[INPUT DATA Boundary: Start]

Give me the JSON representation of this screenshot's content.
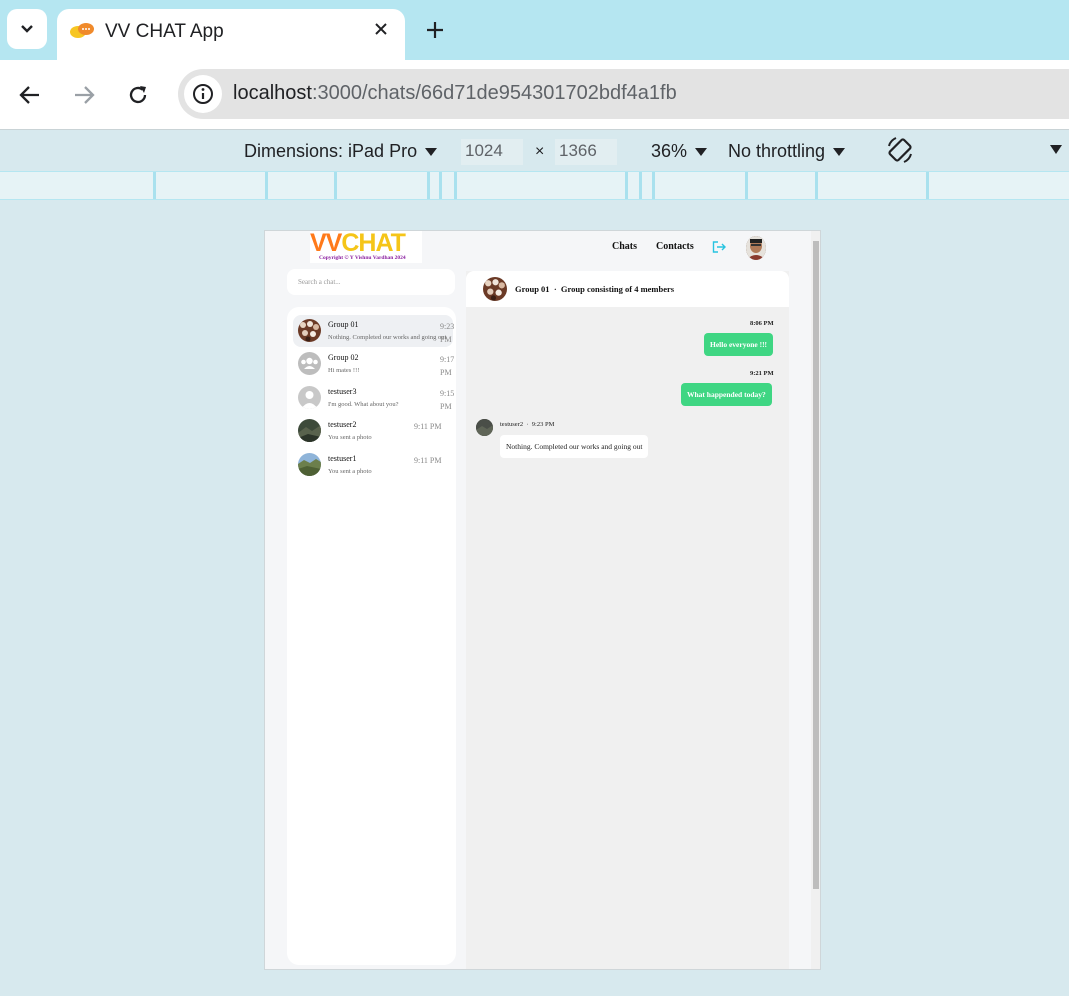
{
  "browser": {
    "tab_title": "VV CHAT App",
    "url_host": "localhost",
    "url_rest": ":3000/chats/66d71de954301702bdf4a1fb"
  },
  "devtools": {
    "dimensions_label": "Dimensions: iPad Pro",
    "width": "1024",
    "times": "×",
    "height": "1366",
    "zoom": "36%",
    "throttling": "No throttling"
  },
  "app": {
    "logo_vv": "VV",
    "logo_chat": "CHAT",
    "logo_copyright": "Copyright © Y Vishnu Vardhan 2024",
    "nav_chats": "Chats",
    "nav_contacts": "Contacts",
    "search_placeholder": "Search a chat...",
    "chats": [
      {
        "name": "Group 01",
        "preview": "Nothing. Completed our works and going out",
        "time_1": "9:23",
        "time_2": "PM",
        "avatar": "group-photo"
      },
      {
        "name": "Group 02",
        "preview": "Hi mates !!!",
        "time_1": "9:17",
        "time_2": "PM",
        "avatar": "group-default"
      },
      {
        "name": "testuser3",
        "preview": "I'm good. What about you?",
        "time_1": "9:15",
        "time_2": "PM",
        "avatar": "user-default"
      },
      {
        "name": "testuser2",
        "preview": "You sent a photo",
        "time_1": "9:11 PM",
        "time_2": "",
        "avatar": "landscape-dark"
      },
      {
        "name": "testuser1",
        "preview": "You sent a photo",
        "time_1": "9:11 PM",
        "time_2": "",
        "avatar": "landscape-green"
      }
    ],
    "conversation": {
      "title": "Group 01",
      "separator": "·",
      "subtitle": "Group consisting of 4 members",
      "messages": [
        {
          "direction": "out",
          "time": "8:06 PM",
          "text": "Hello everyone !!!"
        },
        {
          "direction": "out",
          "time": "9:21 PM",
          "text": "What happended today?"
        },
        {
          "direction": "in",
          "sender": "testuser2",
          "separator": "·",
          "time": "9:23 PM",
          "text": "Nothing. Completed our works and going out"
        }
      ]
    }
  },
  "colors": {
    "tabstrip": "#b5e6f1",
    "outgoing_bubble": "#3fd683",
    "logout_icon": "#27c3e0"
  }
}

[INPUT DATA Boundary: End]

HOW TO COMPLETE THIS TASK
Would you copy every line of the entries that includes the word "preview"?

EXPECTED ANSWER
        "preview": "Nothing. Completed our works and going out",
        "preview": "Hi mates !!!",
        "preview": "I'm good. What about you?",
        "preview": "You sent a photo",
        "preview": "You sent a photo",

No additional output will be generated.